HOMEWORK HELP

What is an external conflict?

There are lots of different types of external conflict, but what is common among all of them is that the conflict is always a clash between one person (or group) and a different person (or group). It is not a struggle within one’s self. That’s why it’s called external.

External conflict vs. internal conflict

You can’t have a story without some kind of conflict, because it’s what makes the characters take action and progress the story along. If there was no conflict, then every character would just stay the same.

External conflict is one kind of conflict within a story. Internal conflict is another one.

Internal conflict happens within the self. It’s the conflict of a person against their own mind: grappling with a difficult decision, trying to live in line with their morals, seeking the best path forward.

External conflict, by contrast, involves the struggle between a person (or a group) and a force that is outside. This can come in the form of “Person vs. Person” (interpersonal conflict) or “Person vs. Thing.”

“Person vs. Person” is your classic hero-and-villain narrative, where one person is fighting another. Usually, one is the protagonist, while the other is the antagonist (think Luke Skywalker vs. Darth Vader).

“Person vs. Society” is another form of external conflict. This is where one person fights against a whole corrupt society (think The Hunger Games).

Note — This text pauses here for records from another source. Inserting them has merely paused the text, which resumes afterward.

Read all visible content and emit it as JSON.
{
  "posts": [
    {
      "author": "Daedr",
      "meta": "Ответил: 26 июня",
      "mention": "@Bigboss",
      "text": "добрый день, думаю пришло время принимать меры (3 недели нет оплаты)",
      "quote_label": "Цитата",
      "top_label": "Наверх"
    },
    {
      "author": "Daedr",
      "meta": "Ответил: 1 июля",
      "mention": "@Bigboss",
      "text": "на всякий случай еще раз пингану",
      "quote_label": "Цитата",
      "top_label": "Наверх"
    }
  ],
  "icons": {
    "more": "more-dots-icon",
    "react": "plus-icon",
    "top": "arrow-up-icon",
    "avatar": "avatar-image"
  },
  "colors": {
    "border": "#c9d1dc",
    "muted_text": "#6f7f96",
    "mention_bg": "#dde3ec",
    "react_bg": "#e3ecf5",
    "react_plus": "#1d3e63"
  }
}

The subset “Person vs. Thing” can get a little out there. One example, “Person vs. Nature” is where an individual struggles against a harsh climate, a storm, or some other natural disaster (think Robinson Crusoe). And “Person vs. Fate, God, or the Supernatural” (like the Odyssey or Poltergeist ) is on another realm completely. Horror and fantasy genres often use this mode, while science fiction might play with “Person vs. Machine” (think The Matrix or The Terminator).

What it comes down to is …

  • internal conflict = you vs. you
  • external conflict = you vs. anything else

What are real-life examples of external conflict?

External conflict gets used a lot when talking about literature. Writers and writing teachers may mention how to build stories by finding a good source of external conflict. Literary critics might describe the external conflict that drives a story as a redeeming (or terrible) aspect of that new crime thriller. Your book club might decide that the latest offering was a little lackluster in the external conflict between Becky and Karen.

In the geopolitical sphere, it describes international tension or wars between countries (as opposed to the internal conflict happening between the people inside a country).

The Game of Thrones television series is full of “Person vs. Person” interpersonal conflict, as various characters struggle for the throne. The novel Fahrenheit 451 is another classic full of external conflict, specifically “Person vs. Society,” where the main character is locked in a struggle against the entire culture and government that surrounds him. Remember Jaws? It’s also a good example of “Person vs. Nature” external conflict. The characters fight something in the natural world around them.

You might also use external conflict to describe your own (or someone else’s) difficulties experienced in everyday life like car troubles (Person vs. Machine), tensions at work (Person vs. Person or Person vs. Company), political or religious disagreements (Person vs. Government or Person vs. God).

External conflict is everywhere around us. It may be that the real key to understanding external conflict is figuring out how to best avoid it. Good luck out there!